### Input

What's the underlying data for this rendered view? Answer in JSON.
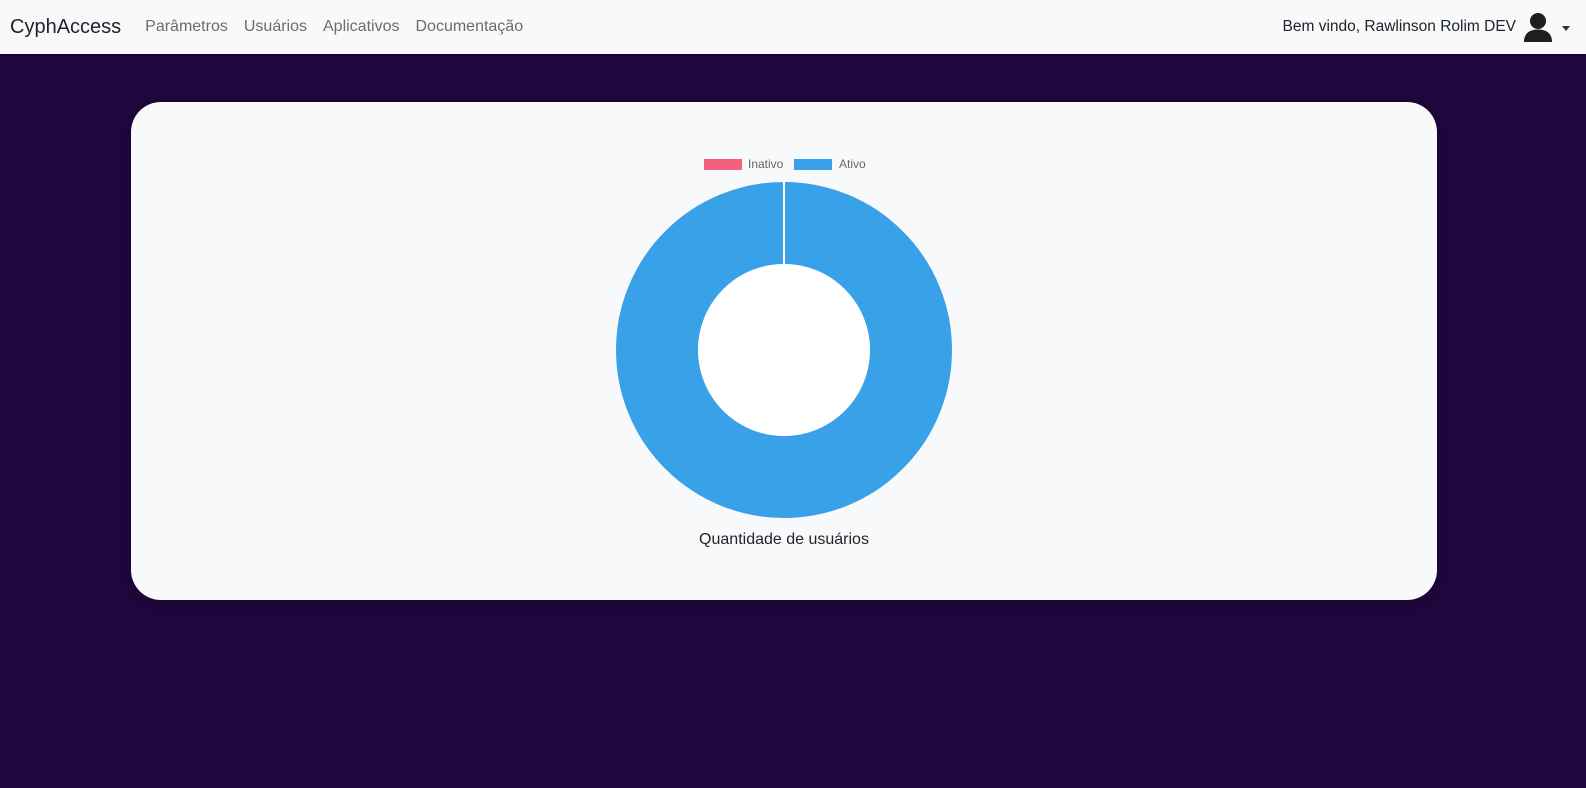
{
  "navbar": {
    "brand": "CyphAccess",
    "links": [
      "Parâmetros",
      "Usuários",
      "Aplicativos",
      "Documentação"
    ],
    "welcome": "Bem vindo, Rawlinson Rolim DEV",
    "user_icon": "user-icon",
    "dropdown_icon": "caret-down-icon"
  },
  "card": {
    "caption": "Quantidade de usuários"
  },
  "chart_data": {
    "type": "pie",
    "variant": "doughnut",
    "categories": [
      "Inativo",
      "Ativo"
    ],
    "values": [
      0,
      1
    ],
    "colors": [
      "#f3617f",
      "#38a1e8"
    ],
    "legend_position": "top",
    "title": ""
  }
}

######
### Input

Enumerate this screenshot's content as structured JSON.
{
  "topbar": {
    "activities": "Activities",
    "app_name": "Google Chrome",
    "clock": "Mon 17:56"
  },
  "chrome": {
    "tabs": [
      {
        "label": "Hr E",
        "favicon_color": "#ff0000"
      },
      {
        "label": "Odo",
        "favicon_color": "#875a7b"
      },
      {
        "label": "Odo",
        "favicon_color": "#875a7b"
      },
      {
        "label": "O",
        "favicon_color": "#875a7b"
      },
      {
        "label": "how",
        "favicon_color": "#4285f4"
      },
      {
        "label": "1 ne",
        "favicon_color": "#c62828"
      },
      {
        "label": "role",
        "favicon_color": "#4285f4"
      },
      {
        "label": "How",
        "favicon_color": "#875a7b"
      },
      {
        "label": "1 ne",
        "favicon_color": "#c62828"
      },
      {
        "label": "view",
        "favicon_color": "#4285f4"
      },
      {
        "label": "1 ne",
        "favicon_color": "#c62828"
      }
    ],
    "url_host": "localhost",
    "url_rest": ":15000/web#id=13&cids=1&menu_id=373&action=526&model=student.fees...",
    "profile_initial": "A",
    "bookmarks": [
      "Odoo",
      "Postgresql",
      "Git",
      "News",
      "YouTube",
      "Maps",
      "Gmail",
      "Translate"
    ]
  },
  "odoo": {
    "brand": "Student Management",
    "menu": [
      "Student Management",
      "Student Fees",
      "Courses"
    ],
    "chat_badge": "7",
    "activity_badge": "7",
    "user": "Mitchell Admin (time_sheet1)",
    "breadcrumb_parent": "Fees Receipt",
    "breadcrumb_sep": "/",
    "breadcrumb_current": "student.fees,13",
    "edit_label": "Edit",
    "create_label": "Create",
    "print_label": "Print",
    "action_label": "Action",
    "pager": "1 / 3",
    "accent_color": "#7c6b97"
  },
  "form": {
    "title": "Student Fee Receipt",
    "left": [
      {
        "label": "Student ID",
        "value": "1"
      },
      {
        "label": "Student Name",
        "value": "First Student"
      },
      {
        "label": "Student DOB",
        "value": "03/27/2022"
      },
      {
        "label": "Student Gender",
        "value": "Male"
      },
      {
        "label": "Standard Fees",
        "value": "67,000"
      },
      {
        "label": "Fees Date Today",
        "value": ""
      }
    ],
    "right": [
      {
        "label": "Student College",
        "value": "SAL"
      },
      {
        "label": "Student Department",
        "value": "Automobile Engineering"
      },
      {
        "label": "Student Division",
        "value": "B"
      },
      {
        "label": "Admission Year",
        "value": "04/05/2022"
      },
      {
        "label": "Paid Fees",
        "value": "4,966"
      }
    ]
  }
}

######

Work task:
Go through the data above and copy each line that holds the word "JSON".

Expected output:
What's the underlying data for this rendered view? Answer in JSON.
Enumerate this screenshot's content as structured JSON.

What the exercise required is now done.